- Student suit against Powell dismissed
- Editorial: Moving statue does not erase history
- Judge halts Confederate statue removal
- Protestors form around Confederate monument
- U of L and city to remove Confederate monument
- Bevin allows university representatives a vote on BOT
- New business center aims for efficiency
- A&S to pilot new community service app
- Board of Trustees cancels no-confidence discussion
- Follett selected as new U of L bookstore partner
U of L establishes renewable energy prize
By Genevieve Mills–
The University of Louisville has made many efforts to encourage sustainability on campus, and with a newly established award, they will encourage it throughout the world. The Leigh Ann Conn Prize for Renewable Energy is a prize of $50,000 that will be distributed for the first time in the fall of 2013.
According to the prize’s prospectus, the purpose “is to acknowledge, publicize and disseminate outstanding ideas and achievements in research related to the science, engineering, technology and commercialization of renewable energy.”
This award will be given to the creator or creators of an idea or achievement that could have a global impact on renewable energy. A committee of members of the faculty advisory for the Conn Center for Renewable Energy Research will judge nominations of individuals, university administrators, scientists, entrepreneurs, etc., that they accept now until March first.
The award is named after the late daughter of Hank and Rebecca Conn of Atlanta, who are research center supporters and prize benefactors. The winner will be judged on the economic effect of their project or idea, including its originality, scientific merit and global impact. They must also “participate in from two to four days of community and campus events associated with the award ceremonies in the fall of 2013.”
The Conn Center is a part of the J.B. School of Engineering and is a research center devoted to development in renewable energy. Hank Conn, the center’s benefactor, was the 2009 U of L Alumnus of the Year. He earned his bachelor’s and master’s degrees from the Speed School and became a master of business administration from the College of Business. He is also the former vice president of global management consulting firm A.T. Kearney Inc.
The goal of this award is to raise awareness about renewable energy and the merits it has for not only U of L, but the planet.
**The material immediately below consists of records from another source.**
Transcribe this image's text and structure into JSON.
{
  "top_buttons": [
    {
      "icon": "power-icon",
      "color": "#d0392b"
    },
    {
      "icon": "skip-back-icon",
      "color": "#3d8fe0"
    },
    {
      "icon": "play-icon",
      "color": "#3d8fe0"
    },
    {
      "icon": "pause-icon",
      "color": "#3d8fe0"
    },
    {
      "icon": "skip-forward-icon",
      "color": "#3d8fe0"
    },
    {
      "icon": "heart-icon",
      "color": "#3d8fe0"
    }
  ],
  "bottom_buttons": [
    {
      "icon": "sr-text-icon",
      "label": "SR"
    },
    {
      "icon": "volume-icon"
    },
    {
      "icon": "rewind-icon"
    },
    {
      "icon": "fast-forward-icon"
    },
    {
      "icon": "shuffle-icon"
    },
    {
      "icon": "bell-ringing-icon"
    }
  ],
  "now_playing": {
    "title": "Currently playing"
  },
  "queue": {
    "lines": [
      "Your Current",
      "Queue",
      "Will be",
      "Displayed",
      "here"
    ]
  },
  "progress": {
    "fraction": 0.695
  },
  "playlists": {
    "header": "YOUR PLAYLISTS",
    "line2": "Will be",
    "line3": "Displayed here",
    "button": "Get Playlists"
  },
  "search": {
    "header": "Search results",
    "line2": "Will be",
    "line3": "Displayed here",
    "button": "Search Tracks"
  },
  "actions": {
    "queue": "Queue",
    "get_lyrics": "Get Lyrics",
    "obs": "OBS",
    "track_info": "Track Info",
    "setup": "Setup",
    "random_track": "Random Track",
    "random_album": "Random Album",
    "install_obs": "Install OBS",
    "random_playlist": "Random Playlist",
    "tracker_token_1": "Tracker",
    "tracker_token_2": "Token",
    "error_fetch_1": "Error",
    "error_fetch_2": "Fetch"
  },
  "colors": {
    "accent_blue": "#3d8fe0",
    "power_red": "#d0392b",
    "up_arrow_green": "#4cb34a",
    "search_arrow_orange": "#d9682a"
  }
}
As U of L works to become a greener campus, this award will encourage others to do the same.